═══ INPUT RECORDS ═══

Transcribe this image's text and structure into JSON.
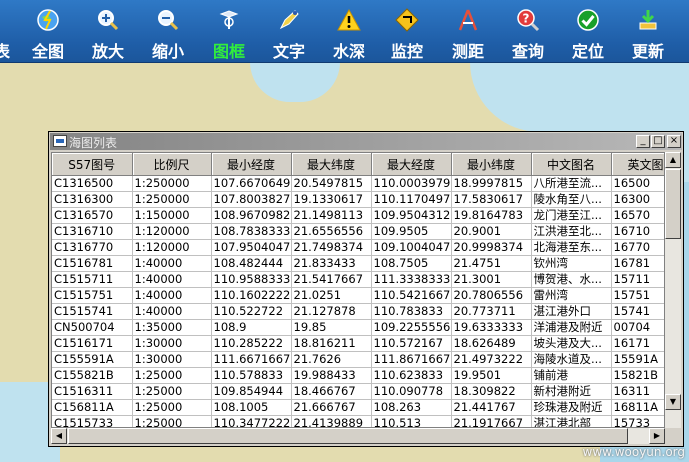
{
  "toolbar": {
    "left_partial_label": "表",
    "buttons": [
      {
        "label": "全图",
        "icon": "globe-icon"
      },
      {
        "label": "放大",
        "icon": "zoom-in-icon"
      },
      {
        "label": "缩小",
        "icon": "zoom-out-icon"
      },
      {
        "label": "图框",
        "icon": "chart-frame-icon",
        "active": true
      },
      {
        "label": "文字",
        "icon": "text-pen-icon"
      },
      {
        "label": "水深",
        "icon": "warning-depth-icon"
      },
      {
        "label": "监控",
        "icon": "monitor-diamond-icon"
      },
      {
        "label": "测距",
        "icon": "ruler-compass-icon"
      },
      {
        "label": "查询",
        "icon": "query-magnifier-icon"
      },
      {
        "label": "定位",
        "icon": "locate-check-icon"
      },
      {
        "label": "更新",
        "icon": "update-download-icon"
      }
    ],
    "colors": {
      "bar": "#1f5ea8",
      "label": "#ffffff",
      "active_label": "#31ef3c"
    }
  },
  "window": {
    "title": "海图列表",
    "buttons": {
      "minimize": "_",
      "maximize": "□",
      "close": "×"
    },
    "columns": [
      "S57图号",
      "比例尺",
      "最小经度",
      "最大纬度",
      "最大经度",
      "最小纬度",
      "中文图名",
      "英文图名"
    ],
    "rows": [
      [
        "C1316500",
        "1:250000",
        "107.6670649",
        "20.5497815",
        "110.0003979",
        "18.9997815",
        "八所港至流...",
        "16500"
      ],
      [
        "C1316300",
        "1:250000",
        "107.8003827",
        "19.1330617",
        "110.1170497",
        "17.5830617",
        "陵水角至八...",
        "16300"
      ],
      [
        "C1316570",
        "1:150000",
        "108.9670982",
        "21.1498113",
        "109.9504312",
        "19.8164783",
        "龙门港至江...",
        "16570"
      ],
      [
        "C1316710",
        "1:120000",
        "108.7838333",
        "21.6556556",
        "109.9505",
        "20.9001",
        "江洪港至北...",
        "16710"
      ],
      [
        "C1316770",
        "1:120000",
        "107.9504047",
        "21.7498374",
        "109.1004047",
        "20.9998374",
        "北海港至东...",
        "16770"
      ],
      [
        "C1516781",
        "1:40000",
        "108.482444",
        "21.833433",
        "108.7505",
        "21.4751",
        "钦州湾",
        "16781"
      ],
      [
        "C1515711",
        "1:40000",
        "110.9588333",
        "21.5417667",
        "111.3338333",
        "21.3001",
        "博贺港、水...",
        "15711"
      ],
      [
        "C1515751",
        "1:40000",
        "110.1602222",
        "21.0251",
        "110.5421667",
        "20.7806556",
        "雷州湾",
        "15751"
      ],
      [
        "C1515741",
        "1:40000",
        "110.522722",
        "21.127878",
        "110.783833",
        "20.773711",
        "湛江港外口",
        "15741"
      ],
      [
        "CN500704",
        "1:35000",
        "108.9",
        "19.85",
        "109.2255556",
        "19.6333333",
        "洋浦港及附近",
        "00704"
      ],
      [
        "C1516171",
        "1:30000",
        "110.285222",
        "18.816211",
        "110.572167",
        "18.626489",
        "坡头港及大...",
        "16171"
      ],
      [
        "C155591A",
        "1:30000",
        "111.6671667",
        "21.7626",
        "111.8671667",
        "21.4973222",
        "海陵水道及...",
        "15591A"
      ],
      [
        "C155821B",
        "1:25000",
        "110.578833",
        "19.988433",
        "110.623833",
        "19.9501",
        "铺前港",
        "15821B"
      ],
      [
        "C1516311",
        "1:25000",
        "109.854944",
        "18.466767",
        "110.090778",
        "18.309822",
        "新村港附近",
        "16311"
      ],
      [
        "C156811A",
        "1:25000",
        "108.1005",
        "21.666767",
        "108.263",
        "21.441767",
        "珍珠港及附近",
        "16811A"
      ],
      [
        "C1515733",
        "1:25000",
        "110.3477222",
        "21.4139889",
        "110.513",
        "21.1917667",
        "湛江港北部",
        "15733"
      ]
    ]
  },
  "watermark": "www.wooyun.org"
}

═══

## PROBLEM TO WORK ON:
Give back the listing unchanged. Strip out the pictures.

## WRITTEN ANSWER:
Transcribe this image's text and structure into JSON.
{
  "toolbar": {
    "left_partial_label": "表",
    "buttons": [
      {
        "label": "全图",
        "icon": "globe-icon"
      },
      {
        "label": "放大",
        "icon": "zoom-in-icon"
      },
      {
        "label": "缩小",
        "icon": "zoom-out-icon"
      },
      {
        "label": "图框",
        "icon": "chart-frame-icon",
        "active": true
      },
      {
        "label": "文字",
        "icon": "text-pen-icon"
      },
      {
        "label": "水深",
        "icon": "warning-depth-icon"
      },
      {
        "label": "监控",
        "icon": "monitor-diamond-icon"
      },
      {
        "label": "测距",
        "icon": "ruler-compass-icon"
      },
      {
        "label": "查询",
        "icon": "query-magnifier-icon"
      },
      {
        "label": "定位",
        "icon": "locate-check-icon"
      },
      {
        "label": "更新",
        "icon": "update-download-icon"
      }
    ],
    "colors": {
      "bar": "#1f5ea8",
      "label": "#ffffff",
      "active_label": "#31ef3c"
    }
  },
  "window": {
    "title": "海图列表",
    "buttons": {
      "minimize": "_",
      "maximize": "□",
      "close": "×"
    },
    "columns": [
      "S57图号",
      "比例尺",
      "最小经度",
      "最大纬度",
      "最大经度",
      "最小纬度",
      "中文图名",
      "英文图名"
    ],
    "rows": [
      [
        "C1316500",
        "1:250000",
        "107.6670649",
        "20.5497815",
        "110.0003979",
        "18.9997815",
        "八所港至流...",
        "16500"
      ],
      [
        "C1316300",
        "1:250000",
        "107.8003827",
        "19.1330617",
        "110.1170497",
        "17.5830617",
        "陵水角至八...",
        "16300"
      ],
      [
        "C1316570",
        "1:150000",
        "108.9670982",
        "21.1498113",
        "109.9504312",
        "19.8164783",
        "龙门港至江...",
        "16570"
      ],
      [
        "C1316710",
        "1:120000",
        "108.7838333",
        "21.6556556",
        "109.9505",
        "20.9001",
        "江洪港至北...",
        "16710"
      ],
      [
        "C1316770",
        "1:120000",
        "107.9504047",
        "21.7498374",
        "109.1004047",
        "20.9998374",
        "北海港至东...",
        "16770"
      ],
      [
        "C1516781",
        "1:40000",
        "108.482444",
        "21.833433",
        "108.7505",
        "21.4751",
        "钦州湾",
        "16781"
      ],
      [
        "C1515711",
        "1:40000",
        "110.9588333",
        "21.5417667",
        "111.3338333",
        "21.3001",
        "博贺港、水...",
        "15711"
      ],
      [
        "C1515751",
        "1:40000",
        "110.1602222",
        "21.0251",
        "110.5421667",
        "20.7806556",
        "雷州湾",
        "15751"
      ],
      [
        "C1515741",
        "1:40000",
        "110.522722",
        "21.127878",
        "110.783833",
        "20.773711",
        "湛江港外口",
        "15741"
      ],
      [
        "CN500704",
        "1:35000",
        "108.9",
        "19.85",
        "109.2255556",
        "19.6333333",
        "洋浦港及附近",
        "00704"
      ],
      [
        "C1516171",
        "1:30000",
        "110.285222",
        "18.816211",
        "110.572167",
        "18.626489",
        "坡头港及大...",
        "16171"
      ],
      [
        "C155591A",
        "1:30000",
        "111.6671667",
        "21.7626",
        "111.8671667",
        "21.4973222",
        "海陵水道及...",
        "15591A"
      ],
      [
        "C155821B",
        "1:25000",
        "110.578833",
        "19.988433",
        "110.623833",
        "19.9501",
        "铺前港",
        "15821B"
      ],
      [
        "C1516311",
        "1:25000",
        "109.854944",
        "18.466767",
        "110.090778",
        "18.309822",
        "新村港附近",
        "16311"
      ],
      [
        "C156811A",
        "1:25000",
        "108.1005",
        "21.666767",
        "108.263",
        "21.441767",
        "珍珠港及附近",
        "16811A"
      ],
      [
        "C1515733",
        "1:25000",
        "110.3477222",
        "21.4139889",
        "110.513",
        "21.1917667",
        "湛江港北部",
        "15733"
      ]
    ]
  },
  "watermark": "www.wooyun.org"
}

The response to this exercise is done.